The day of the race was cold and wet. A stiff wind blew and it was not long before riders were falling off the back and retiring. Binda launched his move with around 30 kilometres to go, on the climb to Karussell. In the space of 6 kilometres he opened a gap of more than two minutes.
The race was all but over. Binda’s winning margin over Girardengo was more than seven minutes. It was a stunning display of power, his performance head and shoulders above everybody else.
In its account of the race, the British magazine Cycling described Binda as a ‘remarkably improved rider’ somewhat overlooking his previous performances and illustrating the blinkered view of the British specialist cycling press of the time, which viewed both professionalism and massed-start road racing on the Continent with sceptical eyes.
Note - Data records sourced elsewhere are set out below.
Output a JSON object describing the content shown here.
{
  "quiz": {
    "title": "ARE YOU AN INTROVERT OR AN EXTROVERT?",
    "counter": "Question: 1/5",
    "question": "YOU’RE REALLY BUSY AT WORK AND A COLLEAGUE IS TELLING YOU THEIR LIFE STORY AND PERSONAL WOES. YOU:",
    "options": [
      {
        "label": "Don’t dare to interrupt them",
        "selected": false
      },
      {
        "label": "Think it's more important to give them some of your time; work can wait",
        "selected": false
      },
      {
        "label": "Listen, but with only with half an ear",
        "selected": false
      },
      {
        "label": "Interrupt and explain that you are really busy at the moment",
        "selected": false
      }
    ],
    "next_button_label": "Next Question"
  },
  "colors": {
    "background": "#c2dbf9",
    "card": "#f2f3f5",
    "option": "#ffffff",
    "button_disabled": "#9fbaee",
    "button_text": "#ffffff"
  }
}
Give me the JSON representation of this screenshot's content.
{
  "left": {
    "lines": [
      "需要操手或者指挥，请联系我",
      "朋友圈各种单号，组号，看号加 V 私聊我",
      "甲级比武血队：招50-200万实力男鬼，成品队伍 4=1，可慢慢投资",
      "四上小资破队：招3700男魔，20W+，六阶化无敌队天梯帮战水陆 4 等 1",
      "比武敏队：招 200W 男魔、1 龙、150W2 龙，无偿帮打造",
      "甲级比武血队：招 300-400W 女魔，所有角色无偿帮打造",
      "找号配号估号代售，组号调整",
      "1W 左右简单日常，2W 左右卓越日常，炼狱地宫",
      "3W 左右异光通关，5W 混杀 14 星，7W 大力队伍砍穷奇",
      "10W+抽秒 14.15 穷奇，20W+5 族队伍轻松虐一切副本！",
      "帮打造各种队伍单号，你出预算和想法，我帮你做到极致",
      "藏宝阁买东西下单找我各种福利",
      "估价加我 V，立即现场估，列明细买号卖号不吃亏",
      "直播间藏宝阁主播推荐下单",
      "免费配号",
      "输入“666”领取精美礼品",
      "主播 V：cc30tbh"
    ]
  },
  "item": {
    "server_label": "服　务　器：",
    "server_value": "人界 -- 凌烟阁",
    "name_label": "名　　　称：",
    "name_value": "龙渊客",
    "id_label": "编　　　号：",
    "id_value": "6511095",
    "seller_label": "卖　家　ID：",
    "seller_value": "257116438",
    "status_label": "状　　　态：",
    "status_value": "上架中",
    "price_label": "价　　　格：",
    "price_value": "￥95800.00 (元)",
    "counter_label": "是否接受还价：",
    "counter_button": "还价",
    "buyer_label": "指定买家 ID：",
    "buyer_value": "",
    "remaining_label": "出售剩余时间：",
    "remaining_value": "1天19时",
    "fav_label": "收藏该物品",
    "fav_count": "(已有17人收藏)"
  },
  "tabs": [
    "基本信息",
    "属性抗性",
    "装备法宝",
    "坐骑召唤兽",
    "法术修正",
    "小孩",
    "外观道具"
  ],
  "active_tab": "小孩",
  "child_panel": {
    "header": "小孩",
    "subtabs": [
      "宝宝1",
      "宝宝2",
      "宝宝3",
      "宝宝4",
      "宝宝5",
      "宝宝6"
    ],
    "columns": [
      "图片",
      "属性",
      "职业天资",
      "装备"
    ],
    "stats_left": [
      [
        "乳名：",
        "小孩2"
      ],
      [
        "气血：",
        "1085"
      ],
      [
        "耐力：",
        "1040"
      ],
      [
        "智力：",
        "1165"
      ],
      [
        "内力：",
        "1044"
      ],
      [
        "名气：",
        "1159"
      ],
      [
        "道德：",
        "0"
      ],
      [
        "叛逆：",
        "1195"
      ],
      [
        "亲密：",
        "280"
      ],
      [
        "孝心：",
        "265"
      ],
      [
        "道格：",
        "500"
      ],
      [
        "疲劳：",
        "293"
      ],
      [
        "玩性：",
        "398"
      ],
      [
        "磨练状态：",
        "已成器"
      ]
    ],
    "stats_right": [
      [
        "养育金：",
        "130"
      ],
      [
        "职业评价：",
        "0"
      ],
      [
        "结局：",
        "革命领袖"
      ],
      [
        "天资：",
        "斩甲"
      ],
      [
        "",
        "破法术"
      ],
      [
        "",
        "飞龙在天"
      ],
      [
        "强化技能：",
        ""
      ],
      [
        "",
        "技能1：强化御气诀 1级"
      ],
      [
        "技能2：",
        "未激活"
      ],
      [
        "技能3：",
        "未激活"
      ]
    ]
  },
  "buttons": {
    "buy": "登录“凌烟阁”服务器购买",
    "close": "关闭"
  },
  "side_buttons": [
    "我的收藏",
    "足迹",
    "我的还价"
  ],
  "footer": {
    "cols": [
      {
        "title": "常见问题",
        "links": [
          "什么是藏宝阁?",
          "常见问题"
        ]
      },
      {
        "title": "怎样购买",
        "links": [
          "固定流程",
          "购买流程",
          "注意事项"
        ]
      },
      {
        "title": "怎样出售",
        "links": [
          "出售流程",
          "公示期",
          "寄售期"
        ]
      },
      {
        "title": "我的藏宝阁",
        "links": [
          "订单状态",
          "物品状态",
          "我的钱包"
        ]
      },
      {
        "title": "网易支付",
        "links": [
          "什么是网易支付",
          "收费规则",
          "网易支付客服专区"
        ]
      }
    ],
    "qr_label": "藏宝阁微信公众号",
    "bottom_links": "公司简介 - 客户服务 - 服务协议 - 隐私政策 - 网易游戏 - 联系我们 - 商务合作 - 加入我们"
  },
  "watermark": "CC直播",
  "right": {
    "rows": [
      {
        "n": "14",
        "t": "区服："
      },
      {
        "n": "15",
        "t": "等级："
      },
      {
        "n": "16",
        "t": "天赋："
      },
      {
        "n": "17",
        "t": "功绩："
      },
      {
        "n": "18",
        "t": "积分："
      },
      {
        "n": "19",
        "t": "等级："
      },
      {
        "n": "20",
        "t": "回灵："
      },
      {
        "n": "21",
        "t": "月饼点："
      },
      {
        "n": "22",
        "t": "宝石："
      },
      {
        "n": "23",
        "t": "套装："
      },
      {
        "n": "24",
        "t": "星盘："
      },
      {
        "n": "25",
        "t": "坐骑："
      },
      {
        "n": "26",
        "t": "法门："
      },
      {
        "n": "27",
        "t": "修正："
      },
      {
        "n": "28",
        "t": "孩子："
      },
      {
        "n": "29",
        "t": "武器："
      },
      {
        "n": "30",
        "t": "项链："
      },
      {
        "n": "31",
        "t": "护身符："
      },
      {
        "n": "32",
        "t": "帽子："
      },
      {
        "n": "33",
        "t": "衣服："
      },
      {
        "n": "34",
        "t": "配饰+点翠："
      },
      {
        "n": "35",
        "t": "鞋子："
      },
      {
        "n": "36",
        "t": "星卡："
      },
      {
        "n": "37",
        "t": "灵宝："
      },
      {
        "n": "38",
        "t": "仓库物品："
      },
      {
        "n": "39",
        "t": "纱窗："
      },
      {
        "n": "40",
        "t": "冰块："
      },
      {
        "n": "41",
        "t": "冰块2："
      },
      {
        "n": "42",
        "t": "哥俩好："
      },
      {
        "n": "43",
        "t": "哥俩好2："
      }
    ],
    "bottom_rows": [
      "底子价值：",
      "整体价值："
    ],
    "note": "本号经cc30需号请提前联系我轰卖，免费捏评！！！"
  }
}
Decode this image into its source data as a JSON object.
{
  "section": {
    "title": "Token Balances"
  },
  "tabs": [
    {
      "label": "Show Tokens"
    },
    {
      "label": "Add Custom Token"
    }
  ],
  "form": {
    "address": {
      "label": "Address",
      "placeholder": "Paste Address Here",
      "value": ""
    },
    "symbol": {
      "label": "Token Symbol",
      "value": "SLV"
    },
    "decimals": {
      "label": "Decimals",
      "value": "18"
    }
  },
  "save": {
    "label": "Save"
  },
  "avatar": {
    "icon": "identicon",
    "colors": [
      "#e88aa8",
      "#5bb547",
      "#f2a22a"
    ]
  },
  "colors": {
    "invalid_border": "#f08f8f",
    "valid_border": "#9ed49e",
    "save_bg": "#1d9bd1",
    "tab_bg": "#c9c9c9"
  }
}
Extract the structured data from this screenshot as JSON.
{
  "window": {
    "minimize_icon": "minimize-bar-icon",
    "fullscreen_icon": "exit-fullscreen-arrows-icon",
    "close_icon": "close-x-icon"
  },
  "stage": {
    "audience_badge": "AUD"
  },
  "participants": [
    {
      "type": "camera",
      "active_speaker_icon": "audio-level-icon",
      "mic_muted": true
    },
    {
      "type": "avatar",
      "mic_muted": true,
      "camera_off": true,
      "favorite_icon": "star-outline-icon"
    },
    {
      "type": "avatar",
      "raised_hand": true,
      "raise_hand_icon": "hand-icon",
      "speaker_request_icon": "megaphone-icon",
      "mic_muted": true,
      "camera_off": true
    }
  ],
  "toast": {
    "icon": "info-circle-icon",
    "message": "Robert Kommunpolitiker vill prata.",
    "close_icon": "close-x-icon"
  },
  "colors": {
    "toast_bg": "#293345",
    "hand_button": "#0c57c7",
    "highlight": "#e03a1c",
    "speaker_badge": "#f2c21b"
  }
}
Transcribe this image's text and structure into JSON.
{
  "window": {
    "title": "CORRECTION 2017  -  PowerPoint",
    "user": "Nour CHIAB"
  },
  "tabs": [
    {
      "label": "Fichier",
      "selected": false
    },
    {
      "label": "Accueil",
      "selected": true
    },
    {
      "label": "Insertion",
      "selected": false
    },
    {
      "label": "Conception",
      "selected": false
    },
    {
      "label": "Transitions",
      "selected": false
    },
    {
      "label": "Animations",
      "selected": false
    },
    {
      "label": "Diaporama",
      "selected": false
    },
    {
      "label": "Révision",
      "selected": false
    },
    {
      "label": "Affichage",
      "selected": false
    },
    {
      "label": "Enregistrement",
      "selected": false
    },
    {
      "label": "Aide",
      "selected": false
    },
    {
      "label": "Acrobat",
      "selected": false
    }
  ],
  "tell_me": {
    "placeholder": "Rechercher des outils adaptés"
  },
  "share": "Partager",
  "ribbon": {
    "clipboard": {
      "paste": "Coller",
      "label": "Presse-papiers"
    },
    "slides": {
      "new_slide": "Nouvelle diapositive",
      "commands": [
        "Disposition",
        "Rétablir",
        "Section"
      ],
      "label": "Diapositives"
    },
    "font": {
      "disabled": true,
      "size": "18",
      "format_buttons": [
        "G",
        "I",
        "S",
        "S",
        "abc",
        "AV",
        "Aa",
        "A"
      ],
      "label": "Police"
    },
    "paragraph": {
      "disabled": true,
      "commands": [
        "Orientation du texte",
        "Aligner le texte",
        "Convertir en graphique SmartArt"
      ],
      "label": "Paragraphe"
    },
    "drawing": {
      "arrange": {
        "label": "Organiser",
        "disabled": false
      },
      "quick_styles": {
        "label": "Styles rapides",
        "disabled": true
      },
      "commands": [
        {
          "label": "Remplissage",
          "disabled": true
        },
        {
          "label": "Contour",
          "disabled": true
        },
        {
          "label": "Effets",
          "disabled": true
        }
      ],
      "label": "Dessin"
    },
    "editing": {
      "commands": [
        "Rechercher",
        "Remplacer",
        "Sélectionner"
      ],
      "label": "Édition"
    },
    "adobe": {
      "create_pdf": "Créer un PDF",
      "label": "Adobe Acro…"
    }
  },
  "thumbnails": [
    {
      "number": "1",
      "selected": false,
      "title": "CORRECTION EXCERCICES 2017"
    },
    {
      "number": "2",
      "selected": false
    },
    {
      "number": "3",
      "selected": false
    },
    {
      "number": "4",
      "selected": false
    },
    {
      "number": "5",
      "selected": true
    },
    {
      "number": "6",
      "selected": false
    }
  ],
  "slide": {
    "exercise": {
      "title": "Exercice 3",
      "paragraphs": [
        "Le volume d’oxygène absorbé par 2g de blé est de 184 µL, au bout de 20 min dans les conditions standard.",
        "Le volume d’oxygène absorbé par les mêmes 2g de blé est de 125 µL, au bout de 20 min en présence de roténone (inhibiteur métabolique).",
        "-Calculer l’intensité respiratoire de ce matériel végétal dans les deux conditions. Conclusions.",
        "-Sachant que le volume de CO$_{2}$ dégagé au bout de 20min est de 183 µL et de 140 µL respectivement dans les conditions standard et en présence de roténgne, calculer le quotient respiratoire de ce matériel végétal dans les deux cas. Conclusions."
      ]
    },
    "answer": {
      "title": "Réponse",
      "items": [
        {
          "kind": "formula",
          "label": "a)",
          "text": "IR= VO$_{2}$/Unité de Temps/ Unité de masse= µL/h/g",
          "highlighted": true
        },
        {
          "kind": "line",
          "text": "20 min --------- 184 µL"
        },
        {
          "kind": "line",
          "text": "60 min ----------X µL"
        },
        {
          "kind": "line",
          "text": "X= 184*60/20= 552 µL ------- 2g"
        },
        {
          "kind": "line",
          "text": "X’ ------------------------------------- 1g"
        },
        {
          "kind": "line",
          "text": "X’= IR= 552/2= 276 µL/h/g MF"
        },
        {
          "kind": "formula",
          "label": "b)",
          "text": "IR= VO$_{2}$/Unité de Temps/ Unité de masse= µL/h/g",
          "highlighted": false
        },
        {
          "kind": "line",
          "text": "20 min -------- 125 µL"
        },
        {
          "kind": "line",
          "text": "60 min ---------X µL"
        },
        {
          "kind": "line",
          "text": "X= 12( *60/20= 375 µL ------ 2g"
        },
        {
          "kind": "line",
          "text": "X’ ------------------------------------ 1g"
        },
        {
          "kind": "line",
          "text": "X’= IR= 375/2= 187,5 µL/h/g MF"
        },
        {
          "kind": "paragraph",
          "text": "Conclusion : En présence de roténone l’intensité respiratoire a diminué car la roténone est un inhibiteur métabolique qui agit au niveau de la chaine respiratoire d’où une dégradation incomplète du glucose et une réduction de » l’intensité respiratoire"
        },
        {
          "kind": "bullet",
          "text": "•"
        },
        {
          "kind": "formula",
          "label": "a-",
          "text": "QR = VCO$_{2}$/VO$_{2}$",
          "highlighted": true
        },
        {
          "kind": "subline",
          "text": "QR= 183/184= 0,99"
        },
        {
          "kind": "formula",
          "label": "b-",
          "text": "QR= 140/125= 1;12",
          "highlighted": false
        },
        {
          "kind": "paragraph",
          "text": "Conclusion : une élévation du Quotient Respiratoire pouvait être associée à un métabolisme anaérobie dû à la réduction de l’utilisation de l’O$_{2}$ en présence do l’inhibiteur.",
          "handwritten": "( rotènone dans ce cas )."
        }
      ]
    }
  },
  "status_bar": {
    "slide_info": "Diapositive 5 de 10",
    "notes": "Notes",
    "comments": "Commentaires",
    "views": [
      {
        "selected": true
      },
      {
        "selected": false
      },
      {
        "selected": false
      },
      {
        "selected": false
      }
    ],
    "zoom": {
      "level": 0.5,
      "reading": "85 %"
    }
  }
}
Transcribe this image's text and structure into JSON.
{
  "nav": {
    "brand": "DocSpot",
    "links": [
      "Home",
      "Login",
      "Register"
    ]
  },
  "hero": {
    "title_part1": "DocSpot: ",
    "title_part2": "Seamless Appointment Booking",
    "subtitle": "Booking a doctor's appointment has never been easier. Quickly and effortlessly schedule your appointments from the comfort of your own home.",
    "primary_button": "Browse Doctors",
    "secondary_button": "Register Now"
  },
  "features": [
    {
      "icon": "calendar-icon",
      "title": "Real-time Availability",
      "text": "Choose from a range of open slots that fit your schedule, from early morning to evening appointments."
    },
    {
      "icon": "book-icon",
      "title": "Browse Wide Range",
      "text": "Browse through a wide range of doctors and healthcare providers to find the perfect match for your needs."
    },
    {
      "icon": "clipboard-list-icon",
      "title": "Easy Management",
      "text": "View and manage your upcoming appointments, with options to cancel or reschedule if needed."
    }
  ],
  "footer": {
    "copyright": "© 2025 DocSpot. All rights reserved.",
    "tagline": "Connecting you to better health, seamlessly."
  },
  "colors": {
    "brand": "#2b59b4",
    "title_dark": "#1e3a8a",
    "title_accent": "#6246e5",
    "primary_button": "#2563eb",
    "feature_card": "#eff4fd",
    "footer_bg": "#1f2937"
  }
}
Italy had dominated the race. After Binda came Girardengo, Domenico Piemontesi and Gaetano Belloni, with Aerts the first non-Italian, nearly 20 minutes behind.
The Worlds had struck gold with arguably cycling’s biggest star claiming the jersey, essential for establishing the credibility of the race. But the experiment of starting amateurs and professionals together and running effectively two races in one had not worked.
The incongruous sight of awarding amateur world champion status to a rider who had crossed the line fifth meant the race was dubbed a fiasco by Cycling.
But the Italians did not care. A new era had begun and in Binda they had road cycling’s first professional world champion.
‘You can view it an exaggeration to cry for a cycling race,’ wrote Giuseppe Tonelli in La Stampa. ‘But all of us Italians present at that time felt a lump in our throats and a tear in our eyes.’
Edited extract from ‘Chasing the rainbow – the story of road cycling’s world championship’ by Giles Belbin. Published by Aurum Press